• Task details: Below is a block of entries; repeat all of it exactly but omit the pictures.

• Data to process:
----------------------------------------

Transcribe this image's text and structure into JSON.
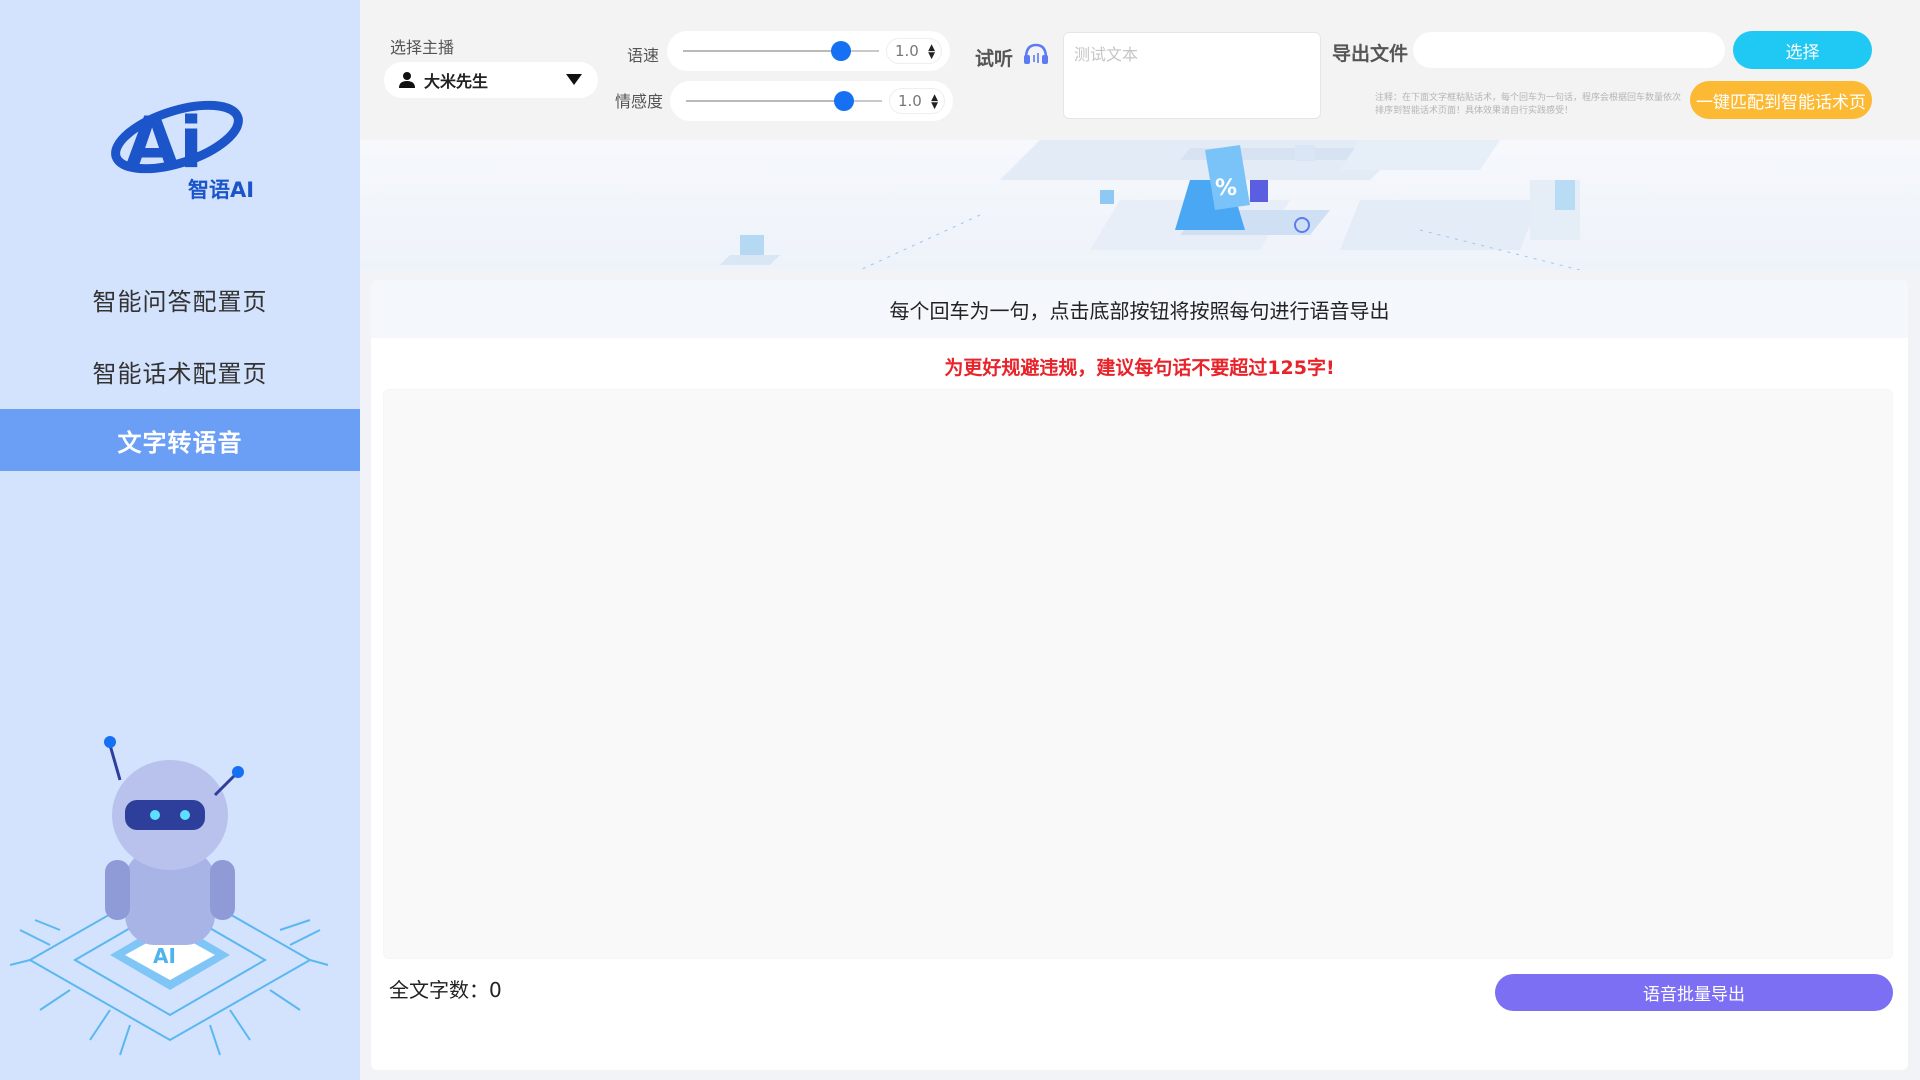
{
  "brand": {
    "name": "智语AI",
    "logo_mark": "Ai"
  },
  "sidebar": {
    "items": [
      {
        "label": "智能问答配置页",
        "active": false
      },
      {
        "label": "智能话术配置页",
        "active": false
      },
      {
        "label": "文字转语音",
        "active": true
      }
    ]
  },
  "toolbar": {
    "anchor_label": "选择主播",
    "anchor_value": "大米先生",
    "speed_label": "语速",
    "speed_value": "1.0",
    "emotion_label": "情感度",
    "emotion_value": "1.0",
    "listen_label": "试听",
    "test_placeholder": "测试文本",
    "export_label": "导出文件",
    "export_value": "",
    "choose_button": "选择",
    "note": "注释：在下面文字框粘贴话术，每个回车为一句话，程序会根据回车数量依次排序到智能话术页面！具体效果请自行实践感受！",
    "match_button": "一键匹配到智能话术页"
  },
  "main": {
    "instruction": "每个回车为一句，点击底部按钮将按照每句进行语音导出",
    "warning": "为更好规避违规，建议每句话不要超过125字!",
    "text_value": "",
    "count_label": "全文字数：",
    "count_value": "0",
    "export_button": "语音批量导出"
  },
  "colors": {
    "sidebar_bg": "#d3e3fd",
    "active_nav": "#6b9ef5",
    "slider_thumb": "#1670f3",
    "choose_button": "#20c8f4",
    "match_button": "#fbb934",
    "export_button": "#7d6ff3",
    "warning_text": "#e8232a"
  },
  "icons": {
    "anchor": "user-icon",
    "dropdown": "caret-down-icon",
    "listen": "headset-icon"
  }
}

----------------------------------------

• Expected answer:
Transcribe this image's text and structure into JSON.
{
  "brand": {
    "name": "智语AI",
    "logo_mark": "Ai"
  },
  "sidebar": {
    "items": [
      {
        "label": "智能问答配置页",
        "active": false
      },
      {
        "label": "智能话术配置页",
        "active": false
      },
      {
        "label": "文字转语音",
        "active": true
      }
    ]
  },
  "toolbar": {
    "anchor_label": "选择主播",
    "anchor_value": "大米先生",
    "speed_label": "语速",
    "speed_value": "1.0",
    "emotion_label": "情感度",
    "emotion_value": "1.0",
    "listen_label": "试听",
    "test_placeholder": "测试文本",
    "export_label": "导出文件",
    "export_value": "",
    "choose_button": "选择",
    "note": "注释：在下面文字框粘贴话术，每个回车为一句话，程序会根据回车数量依次排序到智能话术页面！具体效果请自行实践感受！",
    "match_button": "一键匹配到智能话术页"
  },
  "main": {
    "instruction": "每个回车为一句，点击底部按钮将按照每句进行语音导出",
    "warning": "为更好规避违规，建议每句话不要超过125字!",
    "text_value": "",
    "count_label": "全文字数：",
    "count_value": "0",
    "export_button": "语音批量导出"
  },
  "colors": {
    "sidebar_bg": "#d3e3fd",
    "active_nav": "#6b9ef5",
    "slider_thumb": "#1670f3",
    "choose_button": "#20c8f4",
    "match_button": "#fbb934",
    "export_button": "#7d6ff3",
    "warning_text": "#e8232a"
  },
  "icons": {
    "anchor": "user-icon",
    "dropdown": "caret-down-icon",
    "listen": "headset-icon"
  }
}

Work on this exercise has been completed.